That brings us to Facebook, which recently added a new app to its mobile portfolio, dubbed by some as a "Flipboard-killer."
Paper, while a gorgeous digital news reader that elegantly blends content from friends, favorite brands, and even news sources not "Liked" yet -- a Flipboard-killer it is not.
For one, Paper is only available for one platform at the moment: the iPhone. Certainly, that is a good place to start. But Paper is an iPad and Android tablet app waiting to happen. After using it for a few weeks, it has become clear that the dimensions of a smartphone just don't do Paper justice.
Additionally, the only social network feeding information into Paper is Facebook. That's a given, but Flipboard benefits from piping in data from Twitter, Tumblr, and plenty more before you even get to blogs, magazines, and whatnot.
Now that CNN is getting direclty involved, it demonstrates that Flipboard is being taken seriously by mainstream publishing, hinting at more special content deals for the app maker along the way. (Such a concept almost parallels what is going on with streaming video among Netflix, Amazon, and Hollywood studios, which would lead into a whole other thesis entirely.)
Aside from Flipboard and Facebook, there are definitely a few more digital news platforms to keep an eye on. A close runner-up still would be Pulse, given a boost by its acquisition last year by another social network: LinkedIn.
Then there is Yahoo, which is taking a different, perhaps more comprehensive approach, which includes buying plenty of startups (no shortage on that one) for brainpower and services, revamping its own news app, hiring famous and reporters away from well-established publications, and building out an online hub of news verticals starting with food and technology.
Finally, for those keeping score, Google Currents is still in the mix too.

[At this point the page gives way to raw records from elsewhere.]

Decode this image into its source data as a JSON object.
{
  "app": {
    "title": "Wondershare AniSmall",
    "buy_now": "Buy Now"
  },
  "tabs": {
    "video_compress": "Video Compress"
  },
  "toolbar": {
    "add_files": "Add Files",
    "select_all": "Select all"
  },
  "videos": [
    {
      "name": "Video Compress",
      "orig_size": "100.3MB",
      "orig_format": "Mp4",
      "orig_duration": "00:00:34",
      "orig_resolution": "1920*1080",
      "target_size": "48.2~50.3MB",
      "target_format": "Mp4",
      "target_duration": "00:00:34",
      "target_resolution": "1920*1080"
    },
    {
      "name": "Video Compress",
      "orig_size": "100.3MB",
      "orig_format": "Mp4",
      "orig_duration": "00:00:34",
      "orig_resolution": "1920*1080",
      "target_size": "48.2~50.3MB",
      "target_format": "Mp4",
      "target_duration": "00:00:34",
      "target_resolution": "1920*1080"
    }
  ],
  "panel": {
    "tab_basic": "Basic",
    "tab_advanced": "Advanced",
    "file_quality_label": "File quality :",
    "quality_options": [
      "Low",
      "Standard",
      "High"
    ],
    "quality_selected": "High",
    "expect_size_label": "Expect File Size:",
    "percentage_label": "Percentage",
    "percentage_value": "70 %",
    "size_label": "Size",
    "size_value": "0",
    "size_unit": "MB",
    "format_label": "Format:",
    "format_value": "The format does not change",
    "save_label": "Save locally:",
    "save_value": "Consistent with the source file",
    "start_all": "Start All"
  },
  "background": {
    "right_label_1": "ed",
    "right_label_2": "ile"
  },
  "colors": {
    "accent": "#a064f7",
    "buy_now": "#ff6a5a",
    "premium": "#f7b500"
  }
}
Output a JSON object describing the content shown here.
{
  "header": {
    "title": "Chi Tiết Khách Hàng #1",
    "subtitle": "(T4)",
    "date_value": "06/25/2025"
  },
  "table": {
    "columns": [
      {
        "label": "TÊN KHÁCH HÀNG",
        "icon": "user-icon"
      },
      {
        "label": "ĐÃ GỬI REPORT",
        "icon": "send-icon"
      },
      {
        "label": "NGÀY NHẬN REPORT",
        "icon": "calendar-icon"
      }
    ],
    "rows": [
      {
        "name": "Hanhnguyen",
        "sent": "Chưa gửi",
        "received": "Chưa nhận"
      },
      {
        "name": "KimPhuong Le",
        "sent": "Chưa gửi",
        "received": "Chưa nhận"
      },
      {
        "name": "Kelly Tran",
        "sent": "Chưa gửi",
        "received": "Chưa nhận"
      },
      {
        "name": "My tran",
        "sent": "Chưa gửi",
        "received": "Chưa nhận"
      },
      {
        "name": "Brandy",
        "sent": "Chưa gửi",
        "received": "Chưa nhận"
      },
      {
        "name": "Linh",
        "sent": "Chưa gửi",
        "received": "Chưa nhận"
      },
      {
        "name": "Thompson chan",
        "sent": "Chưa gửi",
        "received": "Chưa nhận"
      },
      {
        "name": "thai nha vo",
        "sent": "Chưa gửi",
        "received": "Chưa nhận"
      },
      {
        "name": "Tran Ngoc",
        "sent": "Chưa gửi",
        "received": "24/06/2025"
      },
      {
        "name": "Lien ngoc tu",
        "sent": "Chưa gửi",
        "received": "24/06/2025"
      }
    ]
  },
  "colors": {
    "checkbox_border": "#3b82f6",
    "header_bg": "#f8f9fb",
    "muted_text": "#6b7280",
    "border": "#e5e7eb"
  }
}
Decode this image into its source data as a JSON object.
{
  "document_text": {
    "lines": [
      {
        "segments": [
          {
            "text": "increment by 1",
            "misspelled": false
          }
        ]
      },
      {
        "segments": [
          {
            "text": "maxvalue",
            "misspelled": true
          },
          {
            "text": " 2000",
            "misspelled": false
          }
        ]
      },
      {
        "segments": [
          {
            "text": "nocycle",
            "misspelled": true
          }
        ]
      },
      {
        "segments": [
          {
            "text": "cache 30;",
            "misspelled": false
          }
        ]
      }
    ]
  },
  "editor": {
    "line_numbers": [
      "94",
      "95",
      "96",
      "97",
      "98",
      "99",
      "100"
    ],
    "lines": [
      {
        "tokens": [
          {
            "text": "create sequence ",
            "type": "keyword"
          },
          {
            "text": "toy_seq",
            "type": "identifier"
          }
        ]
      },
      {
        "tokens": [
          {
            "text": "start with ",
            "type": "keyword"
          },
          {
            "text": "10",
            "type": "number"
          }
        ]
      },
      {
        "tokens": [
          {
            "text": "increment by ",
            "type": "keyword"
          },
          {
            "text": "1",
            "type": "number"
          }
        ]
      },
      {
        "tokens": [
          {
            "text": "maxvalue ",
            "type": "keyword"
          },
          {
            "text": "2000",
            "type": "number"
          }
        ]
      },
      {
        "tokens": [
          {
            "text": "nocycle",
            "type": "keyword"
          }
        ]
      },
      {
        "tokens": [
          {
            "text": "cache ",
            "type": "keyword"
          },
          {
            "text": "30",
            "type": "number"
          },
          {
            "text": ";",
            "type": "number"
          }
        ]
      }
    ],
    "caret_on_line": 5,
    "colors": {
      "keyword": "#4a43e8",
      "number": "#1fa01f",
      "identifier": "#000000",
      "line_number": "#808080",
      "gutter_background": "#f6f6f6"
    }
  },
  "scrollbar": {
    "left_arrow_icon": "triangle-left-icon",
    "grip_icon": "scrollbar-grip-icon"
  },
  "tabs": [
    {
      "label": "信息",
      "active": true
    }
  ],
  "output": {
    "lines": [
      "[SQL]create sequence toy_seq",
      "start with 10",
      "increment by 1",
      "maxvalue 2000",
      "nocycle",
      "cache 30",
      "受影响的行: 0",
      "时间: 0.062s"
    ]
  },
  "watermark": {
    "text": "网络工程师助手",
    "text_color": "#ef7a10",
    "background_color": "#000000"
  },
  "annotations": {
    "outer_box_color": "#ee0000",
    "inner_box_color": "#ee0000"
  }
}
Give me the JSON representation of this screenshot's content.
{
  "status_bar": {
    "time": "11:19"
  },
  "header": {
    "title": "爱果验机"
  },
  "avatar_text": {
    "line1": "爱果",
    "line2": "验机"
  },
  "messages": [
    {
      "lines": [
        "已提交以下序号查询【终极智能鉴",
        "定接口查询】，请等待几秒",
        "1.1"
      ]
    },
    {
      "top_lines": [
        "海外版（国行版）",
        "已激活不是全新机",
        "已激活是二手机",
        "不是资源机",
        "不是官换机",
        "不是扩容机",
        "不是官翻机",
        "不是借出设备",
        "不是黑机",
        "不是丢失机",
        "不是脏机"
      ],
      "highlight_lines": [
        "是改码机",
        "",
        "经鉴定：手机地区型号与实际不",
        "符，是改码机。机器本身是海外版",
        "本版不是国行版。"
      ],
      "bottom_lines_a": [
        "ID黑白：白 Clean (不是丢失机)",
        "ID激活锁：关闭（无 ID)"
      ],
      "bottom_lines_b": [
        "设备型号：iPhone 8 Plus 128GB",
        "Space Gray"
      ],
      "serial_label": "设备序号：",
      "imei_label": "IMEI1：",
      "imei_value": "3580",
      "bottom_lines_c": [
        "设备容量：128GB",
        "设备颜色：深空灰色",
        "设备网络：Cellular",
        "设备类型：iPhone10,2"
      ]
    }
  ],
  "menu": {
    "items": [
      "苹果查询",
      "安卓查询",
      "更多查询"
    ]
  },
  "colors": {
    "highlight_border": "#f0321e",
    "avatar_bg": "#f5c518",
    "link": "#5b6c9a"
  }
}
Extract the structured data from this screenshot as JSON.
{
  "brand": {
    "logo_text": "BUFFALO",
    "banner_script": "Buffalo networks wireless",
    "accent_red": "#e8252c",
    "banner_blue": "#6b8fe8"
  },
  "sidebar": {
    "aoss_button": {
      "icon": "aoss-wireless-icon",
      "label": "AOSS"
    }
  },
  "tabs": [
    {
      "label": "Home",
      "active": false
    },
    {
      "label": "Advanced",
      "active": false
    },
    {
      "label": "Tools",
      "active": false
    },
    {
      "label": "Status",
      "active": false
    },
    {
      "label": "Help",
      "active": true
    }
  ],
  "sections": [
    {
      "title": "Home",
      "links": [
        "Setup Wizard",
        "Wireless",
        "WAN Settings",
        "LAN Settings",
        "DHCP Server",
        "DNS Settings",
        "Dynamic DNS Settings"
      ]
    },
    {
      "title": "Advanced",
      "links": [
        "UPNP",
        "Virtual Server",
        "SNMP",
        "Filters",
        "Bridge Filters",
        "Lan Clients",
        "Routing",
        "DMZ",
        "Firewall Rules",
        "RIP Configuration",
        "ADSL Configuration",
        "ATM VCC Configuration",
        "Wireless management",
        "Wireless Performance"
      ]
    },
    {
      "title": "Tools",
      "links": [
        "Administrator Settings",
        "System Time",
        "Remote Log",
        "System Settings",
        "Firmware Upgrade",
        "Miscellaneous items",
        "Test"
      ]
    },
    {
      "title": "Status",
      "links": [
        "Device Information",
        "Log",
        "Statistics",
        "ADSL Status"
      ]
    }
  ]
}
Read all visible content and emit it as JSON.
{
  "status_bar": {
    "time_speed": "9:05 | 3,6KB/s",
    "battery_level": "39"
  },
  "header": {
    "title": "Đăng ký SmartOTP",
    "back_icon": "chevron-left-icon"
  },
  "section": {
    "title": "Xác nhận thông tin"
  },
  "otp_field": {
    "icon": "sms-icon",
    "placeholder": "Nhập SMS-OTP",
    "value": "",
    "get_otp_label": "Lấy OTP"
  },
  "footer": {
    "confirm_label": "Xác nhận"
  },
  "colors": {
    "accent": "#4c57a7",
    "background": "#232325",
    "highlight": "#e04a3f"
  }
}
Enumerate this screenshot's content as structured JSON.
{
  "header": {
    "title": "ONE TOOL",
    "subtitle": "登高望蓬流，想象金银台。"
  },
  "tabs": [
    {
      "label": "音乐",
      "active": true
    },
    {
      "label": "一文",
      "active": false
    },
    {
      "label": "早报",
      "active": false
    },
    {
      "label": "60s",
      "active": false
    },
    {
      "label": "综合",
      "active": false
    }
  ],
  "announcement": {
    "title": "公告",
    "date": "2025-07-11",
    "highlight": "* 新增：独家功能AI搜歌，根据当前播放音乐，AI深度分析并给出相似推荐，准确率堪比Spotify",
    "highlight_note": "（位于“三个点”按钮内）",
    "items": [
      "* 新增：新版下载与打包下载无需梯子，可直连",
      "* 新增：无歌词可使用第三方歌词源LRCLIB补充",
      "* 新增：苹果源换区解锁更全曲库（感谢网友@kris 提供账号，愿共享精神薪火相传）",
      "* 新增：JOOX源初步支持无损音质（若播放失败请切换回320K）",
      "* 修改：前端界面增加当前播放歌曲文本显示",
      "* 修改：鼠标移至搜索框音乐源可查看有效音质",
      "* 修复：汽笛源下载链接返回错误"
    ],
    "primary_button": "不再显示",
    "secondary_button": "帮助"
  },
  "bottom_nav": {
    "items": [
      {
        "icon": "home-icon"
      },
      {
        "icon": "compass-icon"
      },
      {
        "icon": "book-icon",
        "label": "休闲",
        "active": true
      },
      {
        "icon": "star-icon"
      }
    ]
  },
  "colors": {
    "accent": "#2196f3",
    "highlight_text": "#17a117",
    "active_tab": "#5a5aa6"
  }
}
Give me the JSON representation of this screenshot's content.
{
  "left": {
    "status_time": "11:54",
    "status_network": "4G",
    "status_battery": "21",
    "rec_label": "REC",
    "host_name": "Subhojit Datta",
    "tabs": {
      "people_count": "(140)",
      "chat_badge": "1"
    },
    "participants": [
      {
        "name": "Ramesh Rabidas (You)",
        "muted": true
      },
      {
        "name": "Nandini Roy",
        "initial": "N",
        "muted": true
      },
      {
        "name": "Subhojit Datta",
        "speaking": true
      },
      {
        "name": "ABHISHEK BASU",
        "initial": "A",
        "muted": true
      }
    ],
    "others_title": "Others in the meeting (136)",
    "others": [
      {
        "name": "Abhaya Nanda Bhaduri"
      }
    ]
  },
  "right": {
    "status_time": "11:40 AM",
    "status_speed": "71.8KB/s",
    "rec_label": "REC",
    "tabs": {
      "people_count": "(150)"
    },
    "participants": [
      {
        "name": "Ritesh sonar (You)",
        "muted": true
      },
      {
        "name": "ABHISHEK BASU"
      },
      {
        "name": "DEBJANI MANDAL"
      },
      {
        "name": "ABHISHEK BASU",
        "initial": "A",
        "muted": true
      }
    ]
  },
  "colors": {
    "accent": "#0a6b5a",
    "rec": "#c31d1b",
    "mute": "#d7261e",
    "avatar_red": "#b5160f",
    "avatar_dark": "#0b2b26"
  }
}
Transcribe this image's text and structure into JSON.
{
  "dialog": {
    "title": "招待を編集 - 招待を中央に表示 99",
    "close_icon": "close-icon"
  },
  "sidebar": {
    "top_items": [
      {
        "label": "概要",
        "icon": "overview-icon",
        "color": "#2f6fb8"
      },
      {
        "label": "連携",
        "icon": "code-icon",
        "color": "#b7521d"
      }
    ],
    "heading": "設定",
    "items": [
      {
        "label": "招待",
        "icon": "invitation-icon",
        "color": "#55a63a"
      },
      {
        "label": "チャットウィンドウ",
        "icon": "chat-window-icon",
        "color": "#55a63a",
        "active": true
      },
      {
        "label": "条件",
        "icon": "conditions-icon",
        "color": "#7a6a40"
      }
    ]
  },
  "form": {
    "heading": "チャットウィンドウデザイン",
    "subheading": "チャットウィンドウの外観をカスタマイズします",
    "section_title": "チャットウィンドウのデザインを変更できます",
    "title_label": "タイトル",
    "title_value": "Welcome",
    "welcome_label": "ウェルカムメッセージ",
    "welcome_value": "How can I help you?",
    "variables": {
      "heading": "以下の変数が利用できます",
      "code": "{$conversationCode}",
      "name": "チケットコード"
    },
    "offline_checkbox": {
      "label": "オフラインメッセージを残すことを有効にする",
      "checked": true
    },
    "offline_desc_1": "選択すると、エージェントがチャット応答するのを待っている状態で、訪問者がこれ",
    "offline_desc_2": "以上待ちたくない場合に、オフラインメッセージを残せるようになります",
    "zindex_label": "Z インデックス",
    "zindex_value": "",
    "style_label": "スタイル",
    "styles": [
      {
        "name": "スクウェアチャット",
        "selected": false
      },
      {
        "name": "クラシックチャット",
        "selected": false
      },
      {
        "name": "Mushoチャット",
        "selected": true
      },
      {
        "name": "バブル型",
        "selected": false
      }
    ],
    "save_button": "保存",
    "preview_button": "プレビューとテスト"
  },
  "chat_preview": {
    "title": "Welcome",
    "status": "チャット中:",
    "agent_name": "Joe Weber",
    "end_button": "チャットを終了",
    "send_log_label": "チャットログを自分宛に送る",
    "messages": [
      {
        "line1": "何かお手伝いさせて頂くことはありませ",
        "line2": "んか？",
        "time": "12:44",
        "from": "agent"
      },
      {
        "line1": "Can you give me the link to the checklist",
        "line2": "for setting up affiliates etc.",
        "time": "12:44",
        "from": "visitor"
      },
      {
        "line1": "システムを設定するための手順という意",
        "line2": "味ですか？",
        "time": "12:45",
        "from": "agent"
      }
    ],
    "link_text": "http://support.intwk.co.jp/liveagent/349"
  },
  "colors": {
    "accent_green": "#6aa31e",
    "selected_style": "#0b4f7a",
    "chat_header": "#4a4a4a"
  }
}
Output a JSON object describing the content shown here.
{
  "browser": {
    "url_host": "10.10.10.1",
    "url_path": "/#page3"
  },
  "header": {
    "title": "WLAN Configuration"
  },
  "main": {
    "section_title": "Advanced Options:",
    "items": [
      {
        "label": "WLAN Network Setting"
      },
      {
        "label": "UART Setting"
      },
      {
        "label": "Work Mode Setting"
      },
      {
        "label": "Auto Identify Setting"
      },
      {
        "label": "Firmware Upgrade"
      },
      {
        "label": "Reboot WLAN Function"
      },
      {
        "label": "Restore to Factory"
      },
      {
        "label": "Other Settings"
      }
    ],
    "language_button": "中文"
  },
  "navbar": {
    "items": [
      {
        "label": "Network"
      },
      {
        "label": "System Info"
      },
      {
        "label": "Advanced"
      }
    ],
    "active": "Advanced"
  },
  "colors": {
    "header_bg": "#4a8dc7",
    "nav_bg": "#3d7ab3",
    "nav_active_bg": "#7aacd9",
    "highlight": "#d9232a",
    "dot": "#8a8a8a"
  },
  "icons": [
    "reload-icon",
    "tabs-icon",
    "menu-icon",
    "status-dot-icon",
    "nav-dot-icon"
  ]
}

Somewhere.
CORRECTION: An astute reader reminded me that Google Currents was actually shuttered a few weeks ago, although for some reason I still have the app left on my phone. Probably because Currents was one of the first mature challenges to Flipboard when it debuted. But apparently not even Google can present itself as a formidable competitor to Flipboard at this point.
Image via Flipboard